More Than Just Hot Air
by Lilian Koch
Sally Kennedy’s passion for bagpipes has spanned nearly five decades. She is a life member of the Hobart Highland Pipe Band and has even played at the Royal Edinburgh Military Tattoo in Scotland alongside her husband Paddy. Her generous spirit has led her to teach others how to play the bagpipes – at no cost.
Where in Hobart do you live? I now live in New Town. My parents were teachers and moved around a lot, so I grew up in different places like Levendale, Dunalley, Lenah Valley and Strathgordon. After our wedding, my husband Paddy and I bought a house in New Town but wanted to bring up the kids in the country, so Paddy got a job in Wynyard. We lived in Sisters Creek on the North-West coast for 23 years. When we retired we decided to move back to the house in New Town.
How long have you been part of the Hobart Highland Pipe Band? A long time, since I was about 13 or 14. After moving to the north, Paddy and I continued to play competitions with the Hobart Highland Pipe Band, but we also joined the Burnie Highland Pipe Band. So for 23 years, we did a bit of both. We fully re-joined the Hobart band about ten years ago. We now play at parades, ANZAC day ceremonies, graduation ceremonies, weddings, funerals, and parties. It can either be a single person playing, a small band, or the full band.
Why did you take up the bagpipes? I started playing the pipes at the age of 12. I attended The Friends’ School, and my friends were in the pipe band and took me along. My grandfather was Scottish, so I was quite interested in the pipes anyway.
You generously teach others for free. Why? There’s a culture in pipe bands that you learn to play for free, like I did. Then you give something back by teaching the next group. There are three of us in the band who are currently tutoring for free. All the equipment is on loan, and we supply all the clothes – kilts, jackets, shoes, everything. All people need is a real desire to learn and be aware that it’s a lot of work. We’re actually looking for band members right now for our bass drum, tenor drum, side drum, and of course, the pipes. We’re happy to teach novices, but if someone already knows how to play, please come and join our band! We currently have seven pipers, four to five side drummers, but only one bass drummer and one tenor drummer. Most pipe bands around the world struggle a little bit with finding enough players. Due to COVID, many competitions were cancelled. The last Tattoo in Scotland was held in 2019.
What do first-time learners of bagpipes need to know? There are three drones [cylindrical tubes extending from the bag], and one chanter [a tube similar to a recorder consisting of finger holes], so you have four reeds to keep on top of, and you have to make sure they stay supple and airtight. You learn on a practice chanter to start with. There are only nine notes on the scale, so there are lots of very quick movements you can do to make things more interesting. It takes a little while to master those. Once you’ve got a few tunes under your belt, you can start on the actual bagpipes and that’s another huge challenge – just being able to blow it up and keep the sound going! I have one learner at the moment who is doing really well. She has been learning for eight months and putting a lot of effort into it, and she now already plays the bagpipes, which is really quick. She still does find it a bit challenging to get a sound out of the pipes. You need to be quite strong, but it’s mostly a matter of perseverance.

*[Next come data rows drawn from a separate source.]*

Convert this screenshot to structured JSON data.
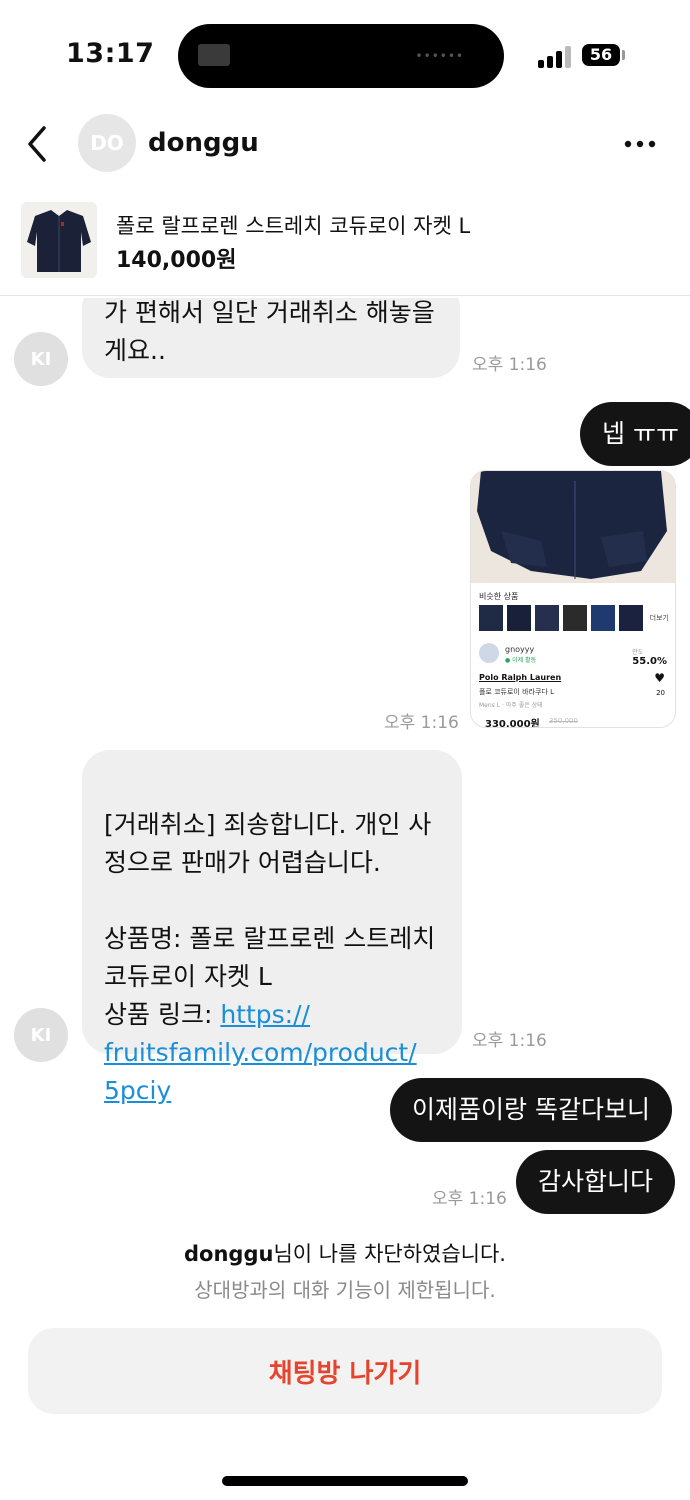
{
  "status_bar": {
    "time": "13:17",
    "battery": "56"
  },
  "header": {
    "avatar_initials": "DO",
    "username": "donggu"
  },
  "product": {
    "title": "폴로 랄프로렌 스트레치 코듀로이 자켓 L",
    "price": "140,000원"
  },
  "messages": {
    "m1": {
      "avatar": "KI",
      "text": "가 편해서 일단 거래취소 해놓을\n게요..",
      "time": "오후 1:16"
    },
    "m2": {
      "text": "넵 ㅠㅠ"
    },
    "card": {
      "similar_label": "비슷한 상품",
      "more_label": "더보기",
      "seller": "gnoyyy",
      "seller_status": "● 이제 활동",
      "score_label": "만도",
      "score": "55.0%",
      "brand": "Polo Ralph Lauren",
      "name": "폴로 코듀로이 바라쿠다 L",
      "condition": "Mens L · 아주 좋은 상태",
      "price": "330,000원",
      "old_price": "350,000",
      "likes": "20",
      "time": "오후 1:16"
    },
    "m3": {
      "avatar": "KI",
      "text": "[거래취소] 죄송합니다. 개인 사\n정으로 판매가 어렵습니다.\n\n상품명: 폴로 랄프로렌 스트레치\n코듀로이 자켓 L\n상품 링크: ",
      "link": "https://\nfruitsfamily.com/product/\n5pciy",
      "time": "오후 1:16"
    },
    "m4": {
      "text": "이제품이랑 똑같다보니"
    },
    "m5": {
      "text": "감사합니다",
      "time": "오후 1:16"
    }
  },
  "block_notice": {
    "name": "donggu",
    "line1_suffix": "님이 나를 차단하였습니다.",
    "line2": "상대방과의 대화 기능이 제한됩니다."
  },
  "leave_button": "채팅방 나가기",
  "colors": {
    "accent_red": "#e5452d",
    "link_blue": "#1a8ed8",
    "bubble_dark": "#141414",
    "bubble_light": "#efefef"
  }
}
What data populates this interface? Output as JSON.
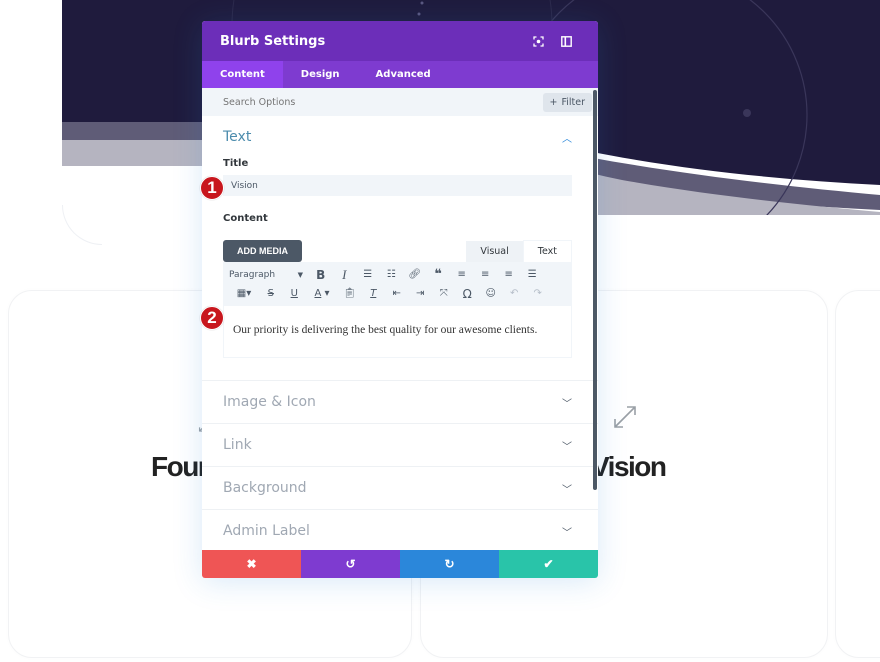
{
  "background": {
    "hero_color": "#1f1b3d",
    "cards": [
      {
        "title": "Four",
        "icon": "expand-arrows-icon"
      },
      {
        "title": "Vision",
        "icon": "expand-arrows-icon"
      },
      {
        "title": "",
        "icon": ""
      }
    ]
  },
  "modal": {
    "title": "Blurb Settings",
    "header_icons": [
      "expand-screen-icon",
      "sidebar-toggle-icon"
    ],
    "tabs": [
      {
        "label": "Content",
        "active": true
      },
      {
        "label": "Design",
        "active": false
      },
      {
        "label": "Advanced",
        "active": false
      }
    ],
    "search": {
      "placeholder": "Search Options",
      "filter_label": "Filter",
      "filter_icon": "+"
    },
    "sections": {
      "text": {
        "label": "Text",
        "open": true,
        "title_label": "Title",
        "title_value": "Vision",
        "content_label": "Content",
        "add_media_label": "ADD MEDIA",
        "mode_tabs": [
          "Visual",
          "Text"
        ],
        "toolbar": {
          "format_select": "Paragraph",
          "row1": [
            "bold",
            "italic",
            "bullet-list",
            "numbered-list",
            "link",
            "blockquote",
            "align-left",
            "align-center",
            "align-right",
            "justify"
          ],
          "row2": [
            "table",
            "strikethrough",
            "underline",
            "text-color",
            "paste-as-text",
            "clear-formatting",
            "indent",
            "outdent",
            "fullscreen",
            "special-character",
            "emoji",
            "undo",
            "redo"
          ]
        },
        "content_value": "Our priority is delivering the best quality for our awesome clients."
      },
      "collapsed": [
        {
          "label": "Image & Icon"
        },
        {
          "label": "Link"
        },
        {
          "label": "Background"
        },
        {
          "label": "Admin Label"
        }
      ]
    },
    "badges": [
      "1",
      "2"
    ],
    "footer": {
      "cancel": {
        "icon": "✖",
        "color": "#ef5555"
      },
      "undo": {
        "icon": "↺",
        "color": "#7e3bd0"
      },
      "redo": {
        "icon": "↻",
        "color": "#2b87da"
      },
      "save": {
        "icon": "✔",
        "color": "#29c4a9"
      }
    }
  }
}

What is your favourite type of music to play? I love slow airs because they tend to have a lot of feeling. I particularly like ‘Loch Broom Bay’ and ‘For Ireland I’d Not Tell Her Name’. For a really lovely brighter tune, I love the hornpipe, ‘Helen Black of Inveran’. Bagpipes are very emotive and tug at your feelings. They are very challenging and take a while to learn and a long, long time to master, but you grow to love them. I think you either love the bagpipes or you don’t, I don’t think there’s any middle ground!
Where can readers hear you play this ANZAC day? Our two Anzac Day parades will take place at 6am at Kingston Beach for the dawn service and 9am at the Lenah Valley Cenotaph near the Lenah Valley RSL Club.